The client: Glaxo Wellcome
Philip Connolly, group public affairs manager
We've been asked about advertising on TV for many years, and usually say no. Everything we make is prescription medicine, so we have a narrowly defined audience. But we came to feel that TV could provide us with an emotional dimension. To reinforce that we have bought airtime between entertainment programmes; we didn't just go for news bulletins or serious programming.
The agency: M&C Saatchi
James Lowther, creative director
Glaxo Wellcome is a huge company, and its problem was that people generally don't know anything about it, or what it does. After the merger between Glaxo and the Wellcome Foundation, we needed to put before the public, and more particularly opinion-formers, what the new company stands for. The aim was not to sell specific products.
People thought of Glaxo as a drug company, and used the label in a pejorative way, but its end-product is fighting disease, the biggest killer in the world. We sought to draw attention to how big a problem it is and to how it can only be tackled with scientific expertise. The drugs companies are often referred to as some terrible cartel. We had to make opinion- formers aware of the positive work that we do.
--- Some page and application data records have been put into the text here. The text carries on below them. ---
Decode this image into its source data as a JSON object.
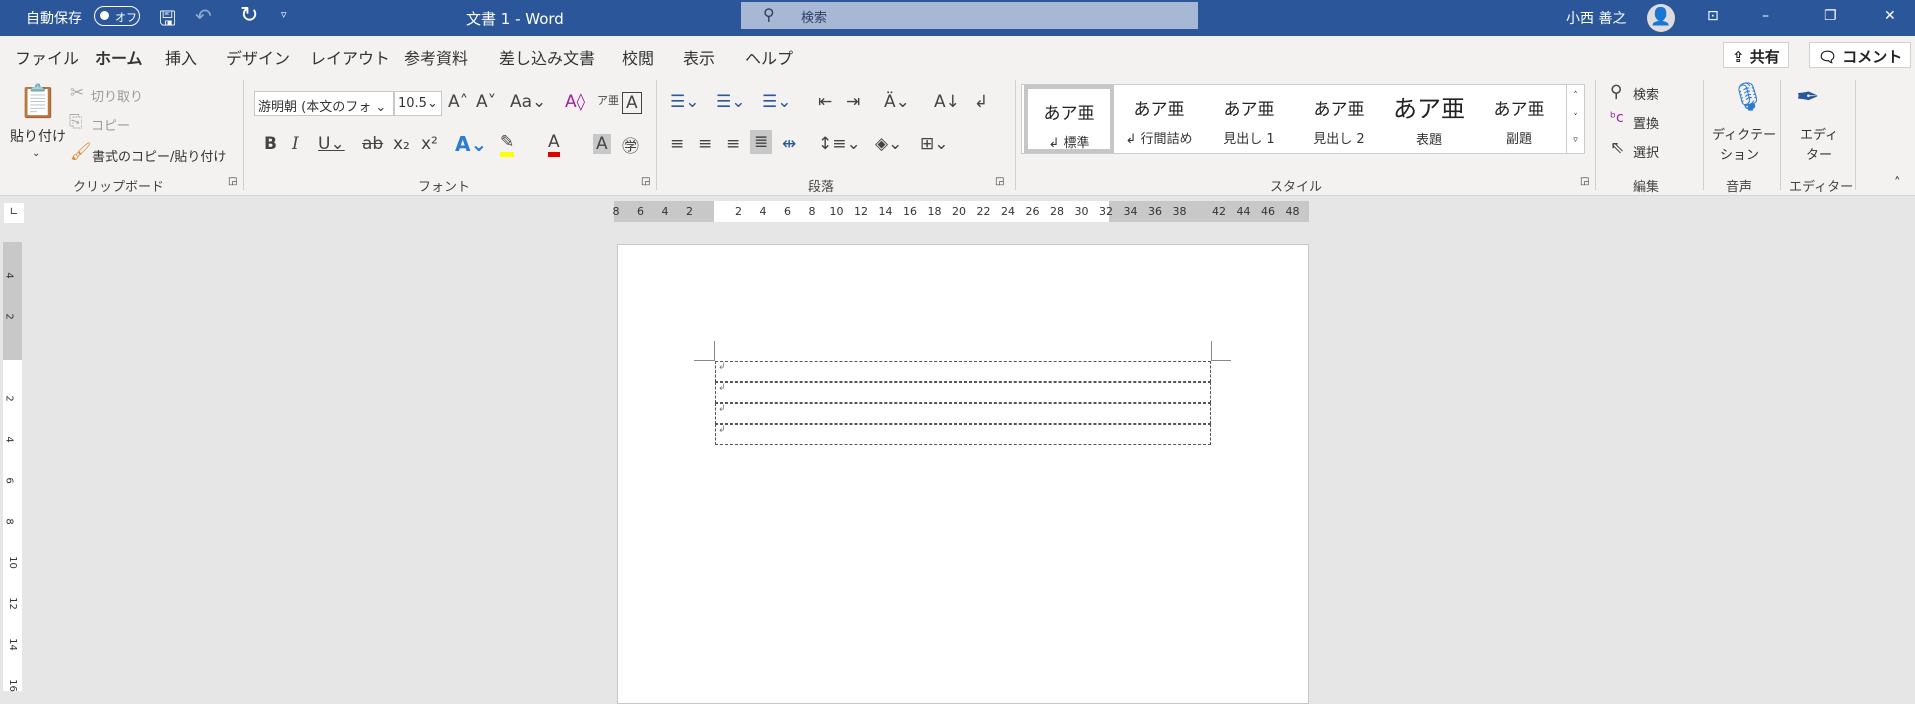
{
  "titlebar": {
    "autosave_label": "自動保存",
    "autosave_state": "オフ",
    "doc_title": "文書 1  -  Word",
    "search_placeholder": "検索",
    "user_name": "小西 善之"
  },
  "tabs": [
    "ファイル",
    "ホーム",
    "挿入",
    "デザイン",
    "レイアウト",
    "参考資料",
    "差し込み文書",
    "校閲",
    "表示",
    "ヘルプ"
  ],
  "active_tab": "ホーム",
  "share_label": "共有",
  "comment_label": "コメント",
  "clipboard": {
    "paste": "貼り付け",
    "cut": "切り取り",
    "copy": "コピー",
    "format_painter": "書式のコピー/貼り付け",
    "label": "クリップボード"
  },
  "font": {
    "name": "游明朝 (本文のフォ",
    "size": "10.5",
    "label": "フォント",
    "highlight_color": "#ffff00",
    "font_color": "#e00000"
  },
  "paragraph": {
    "label": "段落"
  },
  "styles": {
    "label": "スタイル",
    "items": [
      {
        "preview": "あア亜",
        "name": "↲ 標準"
      },
      {
        "preview": "あア亜",
        "name": "↲ 行間詰め"
      },
      {
        "preview": "あア亜",
        "name": "見出し 1"
      },
      {
        "preview": "あア亜",
        "name": "見出し 2"
      },
      {
        "preview": "あア亜",
        "name": "表題"
      },
      {
        "preview": "あア亜",
        "name": "副題"
      }
    ]
  },
  "editing": {
    "find": "検索",
    "replace": "置換",
    "select": "選択",
    "label": "編集"
  },
  "voice": {
    "dictate": "ディクテー",
    "dictate2": "ション",
    "label": "音声"
  },
  "editor": {
    "button": "エディ",
    "button2": "ター",
    "label": "エディター"
  },
  "ruler": {
    "left": [
      "8",
      "6",
      "4",
      "2"
    ],
    "main": [
      "2",
      "4",
      "6",
      "8",
      "10",
      "12",
      "14",
      "16",
      "18",
      "20",
      "22",
      "24",
      "26",
      "28",
      "30",
      "32",
      "34",
      "36",
      "38"
    ],
    "right": [
      "42",
      "44",
      "46",
      "48"
    ],
    "vertical": [
      "4",
      "2",
      "",
      "2",
      "4",
      "6",
      "8",
      "10",
      "12",
      "14",
      "16"
    ]
  },
  "table": {
    "rows": 4,
    "mark": "↲"
  }
}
The microscopic images create a different look from other commercials: germs are strangely beautiful. We noticed a resemblance between the Aids virus and a poppy, which enabled us to make our point about Aids having killed more people than were killed in the First World War. The analogy dramatises what a huge problem disease is. Germs are a minute, hidden enemy.Reuse content